We’re not sure about the logic here, as the Galaxy Tab is an Android device and we’ll be seeing Android on many of the Tegra 2 powered tablets that are expected to arrive early next year. Earlier Tegra devices were running Windows CE with a custom front-end, but as far as we’re aware, none of them ever made it into retail. There were also talks about a Linux variant for Tegra, but this never seemed to materialise and in then end Nvidia had to fall back on Android, an OS that the company wasn’t overly keen on supporting a just over a year ago.
By the time we’ll see the first Tegra 2 tablets, Apple’s iPad will have been on sale for nearly a year and despite Nvidia’s best efforts, it’s unlikely that Tegra 2 tablets will be able to compete on equal terms. As good as Android is and despite Jen-Hsun’s claims of Tegra 2’s superiority in terms of performance, graphics and multitasking abilities, it’s not a product from Apple. We’re by no means Apple worshippers, but for a product to succeed in the way the iPad has, you have to have a very consumer friendly device and in that sense, Android doesn’t quite compete with iOS.
We don’t doubt that at least some of Nvidia’s partners will have some measure of success with their tablet products. Notion Ink’s Adam is one of the most hyped Tegra 2 devices to date, but it doesn’t look as sleek or stylish as the iPad and despite offering a richer feature set, Apple has proven that you don’t need to make a device with everything but the kitchen sink as standard features.
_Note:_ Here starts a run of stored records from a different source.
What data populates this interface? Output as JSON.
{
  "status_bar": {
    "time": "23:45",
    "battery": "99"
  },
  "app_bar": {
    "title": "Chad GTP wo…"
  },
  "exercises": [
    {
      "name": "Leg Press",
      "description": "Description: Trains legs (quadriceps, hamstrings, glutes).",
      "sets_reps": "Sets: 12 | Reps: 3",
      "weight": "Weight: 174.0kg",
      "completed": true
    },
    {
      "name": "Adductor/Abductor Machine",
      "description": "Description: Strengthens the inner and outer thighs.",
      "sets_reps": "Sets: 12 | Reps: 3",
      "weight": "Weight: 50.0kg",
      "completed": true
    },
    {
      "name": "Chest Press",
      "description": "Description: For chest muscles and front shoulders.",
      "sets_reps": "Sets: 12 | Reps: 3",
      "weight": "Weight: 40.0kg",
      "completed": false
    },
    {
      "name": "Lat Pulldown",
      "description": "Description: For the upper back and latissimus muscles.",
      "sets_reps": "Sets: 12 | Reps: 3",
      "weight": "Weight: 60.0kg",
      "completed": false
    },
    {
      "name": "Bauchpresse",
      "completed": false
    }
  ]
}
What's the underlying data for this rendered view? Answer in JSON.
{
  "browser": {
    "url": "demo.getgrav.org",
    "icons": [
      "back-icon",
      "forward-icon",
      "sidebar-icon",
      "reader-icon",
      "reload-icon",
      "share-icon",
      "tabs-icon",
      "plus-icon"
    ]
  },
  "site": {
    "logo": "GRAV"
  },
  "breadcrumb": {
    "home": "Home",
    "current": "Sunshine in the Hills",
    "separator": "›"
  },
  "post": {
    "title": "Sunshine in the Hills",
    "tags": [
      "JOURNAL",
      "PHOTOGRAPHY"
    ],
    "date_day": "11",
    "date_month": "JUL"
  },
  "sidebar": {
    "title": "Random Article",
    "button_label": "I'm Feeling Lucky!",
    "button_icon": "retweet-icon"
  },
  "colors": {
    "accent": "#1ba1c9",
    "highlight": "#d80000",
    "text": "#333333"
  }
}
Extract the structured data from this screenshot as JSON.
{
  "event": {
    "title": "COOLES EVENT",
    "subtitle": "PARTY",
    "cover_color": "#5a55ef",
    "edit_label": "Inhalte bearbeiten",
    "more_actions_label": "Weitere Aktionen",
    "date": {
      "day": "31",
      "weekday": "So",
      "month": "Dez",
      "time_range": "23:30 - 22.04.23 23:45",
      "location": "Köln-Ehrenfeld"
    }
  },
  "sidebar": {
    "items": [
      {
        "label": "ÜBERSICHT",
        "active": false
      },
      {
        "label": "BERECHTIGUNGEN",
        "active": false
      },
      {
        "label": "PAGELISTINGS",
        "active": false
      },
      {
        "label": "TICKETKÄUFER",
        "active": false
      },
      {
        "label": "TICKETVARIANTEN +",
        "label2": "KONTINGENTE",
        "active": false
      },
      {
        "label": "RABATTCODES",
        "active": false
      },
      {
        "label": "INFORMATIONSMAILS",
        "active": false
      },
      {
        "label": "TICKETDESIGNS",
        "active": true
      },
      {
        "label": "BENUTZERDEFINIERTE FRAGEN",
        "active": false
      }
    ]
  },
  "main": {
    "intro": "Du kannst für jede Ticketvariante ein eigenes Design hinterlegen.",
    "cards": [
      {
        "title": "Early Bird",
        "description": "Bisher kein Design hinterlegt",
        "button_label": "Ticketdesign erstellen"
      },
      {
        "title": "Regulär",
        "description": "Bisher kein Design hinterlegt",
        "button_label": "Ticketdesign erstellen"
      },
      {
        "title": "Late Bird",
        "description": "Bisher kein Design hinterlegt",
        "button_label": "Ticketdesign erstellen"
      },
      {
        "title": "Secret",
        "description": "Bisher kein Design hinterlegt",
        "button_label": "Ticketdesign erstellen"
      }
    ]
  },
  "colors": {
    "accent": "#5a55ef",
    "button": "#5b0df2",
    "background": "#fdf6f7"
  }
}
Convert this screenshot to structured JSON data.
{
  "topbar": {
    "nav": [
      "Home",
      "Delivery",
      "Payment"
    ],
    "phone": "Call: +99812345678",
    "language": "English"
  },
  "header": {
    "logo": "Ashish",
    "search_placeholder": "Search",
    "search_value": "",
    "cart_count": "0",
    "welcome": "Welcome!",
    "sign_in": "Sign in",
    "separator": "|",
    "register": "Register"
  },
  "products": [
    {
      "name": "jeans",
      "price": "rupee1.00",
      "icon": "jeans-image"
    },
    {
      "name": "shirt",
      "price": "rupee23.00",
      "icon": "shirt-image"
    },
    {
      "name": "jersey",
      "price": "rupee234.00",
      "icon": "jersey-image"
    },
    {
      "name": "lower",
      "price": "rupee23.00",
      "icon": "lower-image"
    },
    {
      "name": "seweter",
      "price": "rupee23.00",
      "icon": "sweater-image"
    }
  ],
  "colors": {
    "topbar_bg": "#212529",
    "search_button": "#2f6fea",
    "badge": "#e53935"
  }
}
Some of the other Tegra 2 devices such as the one picture above from Compal which was part of Nvidia’s presentation back at Computex this year, doesn’t exactly inspire a lot of confidence.
On the other hand, we’d much rather have a Tegra 2 tablet than any tablet we’ve seen to date based on Intel’s Atom platform. We have no doubt that Intel will continue to pursue this market space, but currently the company just doesn’t have a solution that fits. However, we’re also of the opinion that a notebook is much more useful nine times out of ten compared to a tablet and for the times we don’t need a notebook, we might as well use a smartphone. We’ll leave you with a final quite from Jen-Hsun and his thoughts about tablets “This isn’t a fad. Everybody’s building tablets because it’s just so important.”S|A
Latest posts by Lars-Göran Nilsson (see all)
- AMD and Nvidia set to take on LucidLogix Virtu - Apr 7, 2011
- Notebooks and hard drives to increase in price - Apr 6, 2011
- Motherboard makers craving affordable USB 3.0 solutions - Apr 6, 2011
- IEEE approves the IEEE 802.16m standard - Apr 1, 2011
- LucidLogix scores Intel as first Virtu customer - Apr 1, 2011